*** Extracted records
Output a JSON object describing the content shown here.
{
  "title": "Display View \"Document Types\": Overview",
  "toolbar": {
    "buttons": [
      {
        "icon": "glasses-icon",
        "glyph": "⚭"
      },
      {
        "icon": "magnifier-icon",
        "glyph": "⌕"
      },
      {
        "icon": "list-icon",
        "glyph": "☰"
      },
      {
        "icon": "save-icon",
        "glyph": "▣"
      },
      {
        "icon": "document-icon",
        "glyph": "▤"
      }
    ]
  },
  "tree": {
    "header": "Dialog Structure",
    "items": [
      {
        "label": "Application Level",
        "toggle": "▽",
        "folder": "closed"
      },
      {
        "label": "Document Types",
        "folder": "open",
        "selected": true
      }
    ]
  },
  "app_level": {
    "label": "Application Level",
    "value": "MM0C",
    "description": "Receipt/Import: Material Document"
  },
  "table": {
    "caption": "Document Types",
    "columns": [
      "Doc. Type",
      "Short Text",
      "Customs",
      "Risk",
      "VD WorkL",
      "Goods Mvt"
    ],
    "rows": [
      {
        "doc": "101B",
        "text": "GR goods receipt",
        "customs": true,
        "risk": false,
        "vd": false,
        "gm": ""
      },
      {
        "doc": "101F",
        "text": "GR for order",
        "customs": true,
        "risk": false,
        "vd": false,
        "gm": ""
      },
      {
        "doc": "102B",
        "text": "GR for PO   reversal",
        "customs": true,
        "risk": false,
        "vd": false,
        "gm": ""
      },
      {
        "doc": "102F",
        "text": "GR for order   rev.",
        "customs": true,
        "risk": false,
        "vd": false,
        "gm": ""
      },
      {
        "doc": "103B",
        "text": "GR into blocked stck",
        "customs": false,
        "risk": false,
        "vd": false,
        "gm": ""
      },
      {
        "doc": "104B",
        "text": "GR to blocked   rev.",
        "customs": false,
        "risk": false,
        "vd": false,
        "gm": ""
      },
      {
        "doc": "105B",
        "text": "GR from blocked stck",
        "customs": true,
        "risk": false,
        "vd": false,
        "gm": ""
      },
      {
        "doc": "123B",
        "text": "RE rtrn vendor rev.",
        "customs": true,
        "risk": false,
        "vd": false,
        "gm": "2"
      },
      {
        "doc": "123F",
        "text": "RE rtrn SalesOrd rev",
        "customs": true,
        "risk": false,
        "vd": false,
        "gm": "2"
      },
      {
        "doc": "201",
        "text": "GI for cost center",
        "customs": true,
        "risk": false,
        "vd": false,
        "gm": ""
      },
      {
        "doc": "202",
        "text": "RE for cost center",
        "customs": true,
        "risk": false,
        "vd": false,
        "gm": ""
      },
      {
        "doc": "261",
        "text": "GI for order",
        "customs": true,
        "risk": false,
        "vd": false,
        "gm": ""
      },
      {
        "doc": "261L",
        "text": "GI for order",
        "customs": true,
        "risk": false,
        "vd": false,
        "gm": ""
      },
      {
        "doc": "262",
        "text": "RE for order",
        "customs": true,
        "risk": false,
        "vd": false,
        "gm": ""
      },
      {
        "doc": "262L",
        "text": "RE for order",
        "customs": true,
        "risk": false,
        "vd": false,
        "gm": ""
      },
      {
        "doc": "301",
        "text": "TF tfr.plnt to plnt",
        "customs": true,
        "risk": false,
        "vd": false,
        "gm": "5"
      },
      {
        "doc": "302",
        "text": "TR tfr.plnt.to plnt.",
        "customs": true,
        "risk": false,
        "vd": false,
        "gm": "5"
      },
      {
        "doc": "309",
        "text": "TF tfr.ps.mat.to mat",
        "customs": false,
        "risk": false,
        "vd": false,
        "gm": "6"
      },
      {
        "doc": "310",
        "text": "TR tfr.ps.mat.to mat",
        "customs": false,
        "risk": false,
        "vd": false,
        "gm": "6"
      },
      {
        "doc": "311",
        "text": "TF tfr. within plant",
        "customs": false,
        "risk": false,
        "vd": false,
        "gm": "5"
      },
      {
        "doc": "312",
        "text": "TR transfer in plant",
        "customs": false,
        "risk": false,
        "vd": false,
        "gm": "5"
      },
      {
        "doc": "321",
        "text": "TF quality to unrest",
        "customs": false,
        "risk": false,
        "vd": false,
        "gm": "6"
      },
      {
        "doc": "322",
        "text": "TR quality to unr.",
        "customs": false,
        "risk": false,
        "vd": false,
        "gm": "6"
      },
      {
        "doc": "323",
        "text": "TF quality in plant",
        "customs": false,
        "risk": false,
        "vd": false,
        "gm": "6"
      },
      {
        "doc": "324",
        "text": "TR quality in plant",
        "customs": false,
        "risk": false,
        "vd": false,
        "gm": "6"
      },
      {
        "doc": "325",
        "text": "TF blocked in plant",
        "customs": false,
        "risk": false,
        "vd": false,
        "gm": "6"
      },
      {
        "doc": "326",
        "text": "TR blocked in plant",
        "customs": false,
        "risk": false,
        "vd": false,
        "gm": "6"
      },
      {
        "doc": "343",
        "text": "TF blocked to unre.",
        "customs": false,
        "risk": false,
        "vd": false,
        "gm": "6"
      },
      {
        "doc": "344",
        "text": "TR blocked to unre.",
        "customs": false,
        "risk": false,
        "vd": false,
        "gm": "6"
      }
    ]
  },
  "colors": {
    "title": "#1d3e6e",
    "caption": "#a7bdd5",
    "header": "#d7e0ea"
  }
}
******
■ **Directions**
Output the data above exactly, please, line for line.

■ **Task response**
Output a JSON object describing the content shown here.
{
  "title": "Display View \"Document Types\": Overview",
  "toolbar": {
    "buttons": [
      {
        "icon": "glasses-icon",
        "glyph": "⚭"
      },
      {
        "icon": "magnifier-icon",
        "glyph": "⌕"
      },
      {
        "icon": "list-icon",
        "glyph": "☰"
      },
      {
        "icon": "save-icon",
        "glyph": "▣"
      },
      {
        "icon": "document-icon",
        "glyph": "▤"
      }
    ]
  },
  "tree": {
    "header": "Dialog Structure",
    "items": [
      {
        "label": "Application Level",
        "toggle": "▽",
        "folder": "closed"
      },
      {
        "label": "Document Types",
        "folder": "open",
        "selected": true
      }
    ]
  },
  "app_level": {
    "label": "Application Level",
    "value": "MM0C",
    "description": "Receipt/Import: Material Document"
  },
  "table": {
    "caption": "Document Types",
    "columns": [
      "Doc. Type",
      "Short Text",
      "Customs",
      "Risk",
      "VD WorkL",
      "Goods Mvt"
    ],
    "rows": [
      {
        "doc": "101B",
        "text": "GR goods receipt",
        "customs": true,
        "risk": false,
        "vd": false,
        "gm": ""
      },
      {
        "doc": "101F",
        "text": "GR for order",
        "customs": true,
        "risk": false,
        "vd": false,
        "gm": ""
      },
      {
        "doc": "102B",
        "text": "GR for PO   reversal",
        "customs": true,
        "risk": false,
        "vd": false,
        "gm": ""
      },
      {
        "doc": "102F",
        "text": "GR for order   rev.",
        "customs": true,
        "risk": false,
        "vd": false,
        "gm": ""
      },
      {
        "doc": "103B",
        "text": "GR into blocked stck",
        "customs": false,
        "risk": false,
        "vd": false,
        "gm": ""
      },
      {
        "doc": "104B",
        "text": "GR to blocked   rev.",
        "customs": false,
        "risk": false,
        "vd": false,
        "gm": ""
      },
      {
        "doc": "105B",
        "text": "GR from blocked stck",
        "customs": true,
        "risk": false,
        "vd": false,
        "gm": ""
      },
      {
        "doc": "123B",
        "text": "RE rtrn vendor rev.",
        "customs": true,
        "risk": false,
        "vd": false,
        "gm": "2"
      },
      {
        "doc": "123F",
        "text": "RE rtrn SalesOrd rev",
        "customs": true,
        "risk": false,
        "vd": false,
        "gm": "2"
      },
      {
        "doc": "201",
        "text": "GI for cost center",
        "customs": true,
        "risk": false,
        "vd": false,
        "gm": ""
      },
      {
        "doc": "202",
        "text": "RE for cost center",
        "customs": true,
        "risk": false,
        "vd": false,
        "gm": ""
      },
      {
        "doc": "261",
        "text": "GI for order",
        "customs": true,
        "risk": false,
        "vd": false,
        "gm": ""
      },
      {
        "doc": "261L",
        "text": "GI for order",
        "customs": true,
        "risk": false,
        "vd": false,
        "gm": ""
      },
      {
        "doc": "262",
        "text": "RE for order",
        "customs": true,
        "risk": false,
        "vd": false,
        "gm": ""
      },
      {
        "doc": "262L",
        "text": "RE for order",
        "customs": true,
        "risk": false,
        "vd": false,
        "gm": ""
      },
      {
        "doc": "301",
        "text": "TF tfr.plnt to plnt",
        "customs": true,
        "risk": false,
        "vd": false,
        "gm": "5"
      },
      {
        "doc": "302",
        "text": "TR tfr.plnt.to plnt.",
        "customs": true,
        "risk": false,
        "vd": false,
        "gm": "5"
      },
      {
        "doc": "309",
        "text": "TF tfr.ps.mat.to mat",
        "customs": false,
        "risk": false,
        "vd": false,
        "gm": "6"
      },
      {
        "doc": "310",
        "text": "TR tfr.ps.mat.to mat",
        "customs": false,
        "risk": false,
        "vd": false,
        "gm": "6"
      },
      {
        "doc": "311",
        "text": "TF tfr. within plant",
        "customs": false,
        "risk": false,
        "vd": false,
        "gm": "5"
      },
      {
        "doc": "312",
        "text": "TR transfer in plant",
        "customs": false,
        "risk": false,
        "vd": false,
        "gm": "5"
      },
      {
        "doc": "321",
        "text": "TF quality to unrest",
        "customs": false,
        "risk": false,
        "vd": false,
        "gm": "6"
      },
      {
        "doc": "322",
        "text": "TR quality to unr.",
        "customs": false,
        "risk": false,
        "vd": false,
        "gm": "6"
      },
      {
        "doc": "323",
        "text": "TF quality in plant",
        "customs": false,
        "risk": false,
        "vd": false,
        "gm": "6"
      },
      {
        "doc": "324",
        "text": "TR quality in plant",
        "customs": false,
        "risk": false,
        "vd": false,
        "gm": "6"
      },
      {
        "doc": "325",
        "text": "TF blocked in plant",
        "customs": false,
        "risk": false,
        "vd": false,
        "gm": "6"
      },
      {
        "doc": "326",
        "text": "TR blocked in plant",
        "customs": false,
        "risk": false,
        "vd": false,
        "gm": "6"
      },
      {
        "doc": "343",
        "text": "TF blocked to unre.",
        "customs": false,
        "risk": false,
        "vd": false,
        "gm": "6"
      },
      {
        "doc": "344",
        "text": "TR blocked to unre.",
        "customs": false,
        "risk": false,
        "vd": false,
        "gm": "6"
      }
    ]
  },
  "colors": {
    "title": "#1d3e6e",
    "caption": "#a7bdd5",
    "header": "#d7e0ea"
  }
}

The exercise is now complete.